In the entries, find all lines that hold the word "England" and copy them.

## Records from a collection
———
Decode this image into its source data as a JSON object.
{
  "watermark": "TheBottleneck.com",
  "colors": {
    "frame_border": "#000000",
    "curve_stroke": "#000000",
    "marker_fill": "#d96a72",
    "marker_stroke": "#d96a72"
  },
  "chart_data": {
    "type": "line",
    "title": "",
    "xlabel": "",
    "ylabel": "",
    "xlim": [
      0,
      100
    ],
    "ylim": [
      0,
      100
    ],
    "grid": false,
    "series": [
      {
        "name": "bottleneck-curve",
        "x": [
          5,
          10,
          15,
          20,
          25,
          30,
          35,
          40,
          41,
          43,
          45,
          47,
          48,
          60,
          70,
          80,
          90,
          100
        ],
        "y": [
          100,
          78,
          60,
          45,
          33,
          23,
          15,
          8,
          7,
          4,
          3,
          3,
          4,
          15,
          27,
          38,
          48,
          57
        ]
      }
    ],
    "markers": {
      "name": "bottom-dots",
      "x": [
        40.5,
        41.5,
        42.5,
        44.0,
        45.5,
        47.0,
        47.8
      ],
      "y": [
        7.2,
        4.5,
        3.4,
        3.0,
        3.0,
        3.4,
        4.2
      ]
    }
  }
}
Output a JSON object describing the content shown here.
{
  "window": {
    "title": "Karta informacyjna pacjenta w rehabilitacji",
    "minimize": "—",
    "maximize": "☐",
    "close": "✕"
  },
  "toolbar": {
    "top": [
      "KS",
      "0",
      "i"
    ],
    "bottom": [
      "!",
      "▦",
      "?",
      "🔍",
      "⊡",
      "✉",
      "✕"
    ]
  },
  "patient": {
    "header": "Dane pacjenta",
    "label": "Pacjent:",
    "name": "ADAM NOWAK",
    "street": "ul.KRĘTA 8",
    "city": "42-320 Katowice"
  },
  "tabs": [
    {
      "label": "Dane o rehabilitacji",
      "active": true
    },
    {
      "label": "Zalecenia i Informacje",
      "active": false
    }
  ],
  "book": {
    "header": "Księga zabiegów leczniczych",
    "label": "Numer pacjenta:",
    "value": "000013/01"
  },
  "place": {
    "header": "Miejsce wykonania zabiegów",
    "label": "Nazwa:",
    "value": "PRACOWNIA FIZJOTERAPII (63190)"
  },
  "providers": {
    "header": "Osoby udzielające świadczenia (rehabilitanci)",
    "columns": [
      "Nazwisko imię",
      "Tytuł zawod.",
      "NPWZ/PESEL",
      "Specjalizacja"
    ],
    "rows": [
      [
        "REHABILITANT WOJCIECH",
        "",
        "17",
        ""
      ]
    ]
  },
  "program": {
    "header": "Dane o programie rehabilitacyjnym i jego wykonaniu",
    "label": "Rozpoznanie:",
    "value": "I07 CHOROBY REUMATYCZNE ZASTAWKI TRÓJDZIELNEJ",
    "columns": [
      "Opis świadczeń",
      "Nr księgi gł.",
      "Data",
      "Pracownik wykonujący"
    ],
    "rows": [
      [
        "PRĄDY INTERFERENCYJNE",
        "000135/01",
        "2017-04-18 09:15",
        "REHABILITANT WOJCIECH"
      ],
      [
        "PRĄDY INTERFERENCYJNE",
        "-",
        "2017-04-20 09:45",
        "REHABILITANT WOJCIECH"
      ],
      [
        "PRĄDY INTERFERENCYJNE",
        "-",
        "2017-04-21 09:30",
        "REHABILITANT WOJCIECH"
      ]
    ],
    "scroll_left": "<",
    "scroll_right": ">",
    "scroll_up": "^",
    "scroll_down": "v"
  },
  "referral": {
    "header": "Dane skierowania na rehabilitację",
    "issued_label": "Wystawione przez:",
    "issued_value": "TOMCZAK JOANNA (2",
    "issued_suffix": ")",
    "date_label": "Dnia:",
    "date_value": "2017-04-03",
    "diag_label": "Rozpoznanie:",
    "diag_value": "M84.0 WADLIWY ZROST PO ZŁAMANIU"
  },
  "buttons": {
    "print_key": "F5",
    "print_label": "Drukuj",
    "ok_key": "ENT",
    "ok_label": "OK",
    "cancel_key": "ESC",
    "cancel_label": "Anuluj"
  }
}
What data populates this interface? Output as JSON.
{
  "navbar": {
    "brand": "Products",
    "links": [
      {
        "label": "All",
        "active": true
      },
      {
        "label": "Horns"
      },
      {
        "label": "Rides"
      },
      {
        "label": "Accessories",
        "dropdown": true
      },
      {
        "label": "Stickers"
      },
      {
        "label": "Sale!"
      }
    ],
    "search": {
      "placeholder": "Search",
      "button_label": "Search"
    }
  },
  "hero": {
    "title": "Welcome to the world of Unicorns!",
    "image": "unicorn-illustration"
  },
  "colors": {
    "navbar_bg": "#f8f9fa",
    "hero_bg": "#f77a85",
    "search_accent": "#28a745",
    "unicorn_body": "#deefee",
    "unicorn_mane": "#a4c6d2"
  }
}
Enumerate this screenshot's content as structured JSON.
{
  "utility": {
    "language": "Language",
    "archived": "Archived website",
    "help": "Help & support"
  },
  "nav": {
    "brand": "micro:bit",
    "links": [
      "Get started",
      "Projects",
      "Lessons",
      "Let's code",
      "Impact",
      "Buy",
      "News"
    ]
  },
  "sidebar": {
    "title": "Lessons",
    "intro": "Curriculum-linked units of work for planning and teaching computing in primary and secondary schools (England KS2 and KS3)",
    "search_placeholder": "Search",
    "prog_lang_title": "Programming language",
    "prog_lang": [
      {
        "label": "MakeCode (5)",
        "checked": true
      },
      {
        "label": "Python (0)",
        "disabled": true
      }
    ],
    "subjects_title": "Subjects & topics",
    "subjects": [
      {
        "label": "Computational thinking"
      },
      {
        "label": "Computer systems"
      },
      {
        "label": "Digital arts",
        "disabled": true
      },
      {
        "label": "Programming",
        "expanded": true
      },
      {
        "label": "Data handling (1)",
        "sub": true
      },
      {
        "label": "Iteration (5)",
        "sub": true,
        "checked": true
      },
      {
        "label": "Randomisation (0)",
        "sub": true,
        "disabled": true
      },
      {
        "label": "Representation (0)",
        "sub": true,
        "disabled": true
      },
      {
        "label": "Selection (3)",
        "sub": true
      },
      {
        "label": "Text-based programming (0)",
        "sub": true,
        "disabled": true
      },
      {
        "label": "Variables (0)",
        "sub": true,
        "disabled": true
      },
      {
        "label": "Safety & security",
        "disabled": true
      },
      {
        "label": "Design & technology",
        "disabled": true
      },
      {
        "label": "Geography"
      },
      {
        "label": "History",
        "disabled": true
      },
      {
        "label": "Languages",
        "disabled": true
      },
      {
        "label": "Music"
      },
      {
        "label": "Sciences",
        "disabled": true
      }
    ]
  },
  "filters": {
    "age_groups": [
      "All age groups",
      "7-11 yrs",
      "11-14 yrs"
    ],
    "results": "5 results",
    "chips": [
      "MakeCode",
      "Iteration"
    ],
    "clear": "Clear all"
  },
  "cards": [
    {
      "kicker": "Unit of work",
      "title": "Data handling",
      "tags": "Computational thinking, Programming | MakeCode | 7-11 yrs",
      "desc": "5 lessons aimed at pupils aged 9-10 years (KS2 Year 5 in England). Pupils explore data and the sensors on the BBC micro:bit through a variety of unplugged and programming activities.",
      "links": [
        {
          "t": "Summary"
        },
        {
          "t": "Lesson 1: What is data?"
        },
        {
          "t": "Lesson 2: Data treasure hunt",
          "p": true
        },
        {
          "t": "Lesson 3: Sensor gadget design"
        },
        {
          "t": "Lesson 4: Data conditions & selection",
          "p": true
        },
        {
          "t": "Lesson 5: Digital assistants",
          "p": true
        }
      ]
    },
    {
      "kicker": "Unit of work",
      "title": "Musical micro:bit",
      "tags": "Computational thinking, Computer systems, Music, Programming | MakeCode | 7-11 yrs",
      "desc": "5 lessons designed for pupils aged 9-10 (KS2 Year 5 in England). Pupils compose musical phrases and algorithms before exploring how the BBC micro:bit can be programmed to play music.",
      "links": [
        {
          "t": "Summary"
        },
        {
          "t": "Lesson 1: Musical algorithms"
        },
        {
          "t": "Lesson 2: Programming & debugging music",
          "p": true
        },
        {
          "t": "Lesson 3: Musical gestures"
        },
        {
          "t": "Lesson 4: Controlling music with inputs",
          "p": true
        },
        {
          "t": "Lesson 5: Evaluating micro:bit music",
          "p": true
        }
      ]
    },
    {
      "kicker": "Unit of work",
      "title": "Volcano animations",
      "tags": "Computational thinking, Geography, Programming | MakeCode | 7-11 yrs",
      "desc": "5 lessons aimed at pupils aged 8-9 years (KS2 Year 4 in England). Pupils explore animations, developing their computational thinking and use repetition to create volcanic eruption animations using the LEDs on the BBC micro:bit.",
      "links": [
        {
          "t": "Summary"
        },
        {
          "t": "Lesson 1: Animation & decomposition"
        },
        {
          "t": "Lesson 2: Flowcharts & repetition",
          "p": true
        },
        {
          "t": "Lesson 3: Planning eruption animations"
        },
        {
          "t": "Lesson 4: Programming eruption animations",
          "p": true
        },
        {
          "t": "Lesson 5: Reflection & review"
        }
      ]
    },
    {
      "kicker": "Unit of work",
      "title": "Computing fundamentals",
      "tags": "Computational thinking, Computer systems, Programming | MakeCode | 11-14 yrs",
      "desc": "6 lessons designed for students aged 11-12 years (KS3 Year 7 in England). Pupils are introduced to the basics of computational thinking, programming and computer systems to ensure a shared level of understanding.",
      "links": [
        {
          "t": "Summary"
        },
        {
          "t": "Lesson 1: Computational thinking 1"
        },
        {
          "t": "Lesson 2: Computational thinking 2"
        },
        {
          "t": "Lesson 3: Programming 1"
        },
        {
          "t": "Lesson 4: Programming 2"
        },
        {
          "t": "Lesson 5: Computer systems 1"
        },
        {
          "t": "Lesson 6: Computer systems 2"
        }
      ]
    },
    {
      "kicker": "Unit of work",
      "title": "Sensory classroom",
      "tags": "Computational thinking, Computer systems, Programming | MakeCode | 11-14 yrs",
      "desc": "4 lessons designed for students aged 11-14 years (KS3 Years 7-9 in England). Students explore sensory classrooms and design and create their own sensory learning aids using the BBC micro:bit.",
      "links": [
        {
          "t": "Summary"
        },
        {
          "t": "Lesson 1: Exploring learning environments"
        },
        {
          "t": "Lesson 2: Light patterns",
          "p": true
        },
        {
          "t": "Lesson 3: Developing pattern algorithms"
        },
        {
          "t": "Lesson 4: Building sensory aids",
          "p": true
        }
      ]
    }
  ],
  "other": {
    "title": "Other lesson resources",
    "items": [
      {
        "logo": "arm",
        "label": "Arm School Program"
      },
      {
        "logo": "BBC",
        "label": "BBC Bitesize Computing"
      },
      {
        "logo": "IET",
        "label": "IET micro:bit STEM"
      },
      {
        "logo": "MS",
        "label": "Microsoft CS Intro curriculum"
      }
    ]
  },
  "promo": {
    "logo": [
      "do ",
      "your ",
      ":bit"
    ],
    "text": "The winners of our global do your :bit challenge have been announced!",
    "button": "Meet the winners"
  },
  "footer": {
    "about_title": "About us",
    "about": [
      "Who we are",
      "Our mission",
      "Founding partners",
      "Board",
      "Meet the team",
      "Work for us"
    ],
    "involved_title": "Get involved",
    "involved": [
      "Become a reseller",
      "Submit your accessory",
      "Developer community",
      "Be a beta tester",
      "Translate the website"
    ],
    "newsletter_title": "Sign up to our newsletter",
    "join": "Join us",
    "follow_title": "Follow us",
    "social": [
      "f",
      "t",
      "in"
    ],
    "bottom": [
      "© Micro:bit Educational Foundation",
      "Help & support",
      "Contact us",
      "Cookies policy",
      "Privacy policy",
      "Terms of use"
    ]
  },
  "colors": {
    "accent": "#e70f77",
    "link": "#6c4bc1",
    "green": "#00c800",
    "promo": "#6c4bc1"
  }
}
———
## Task solution
    "intro": "Curriculum-linked units of work for planning and teaching computing in primary and secondary schools (England KS2 and KS3)",
      "desc": "5 lessons aimed at pupils aged 9-10 years (KS2 Year 5 in England). Pupils explore data and the sensors on the BBC micro:bit through a variety of unplugged and programming activities.",
      "desc": "5 lessons designed for pupils aged 9-10 (KS2 Year 5 in England). Pupils compose musical phrases and algorithms before exploring how the BBC micro:bit can be programmed to play music.",
      "desc": "5 lessons aimed at pupils aged 8-9 years (KS2 Year 4 in England). Pupils explore animations, developing their computational thinking and use repetition to create volcanic eruption animations using the LEDs on the BBC micro:bit.",
      "desc": "6 lessons designed for students aged 11-12 years (KS3 Year 7 in England). Pupils are introduced to the basics of computational thinking, programming and computer systems to ensure a shared level of understanding.",
      "desc": "4 lessons designed for students aged 11-14 years (KS3 Years 7-9 in England). Students explore sensory classrooms and design and create their own sensory learning aids using the BBC micro:bit.",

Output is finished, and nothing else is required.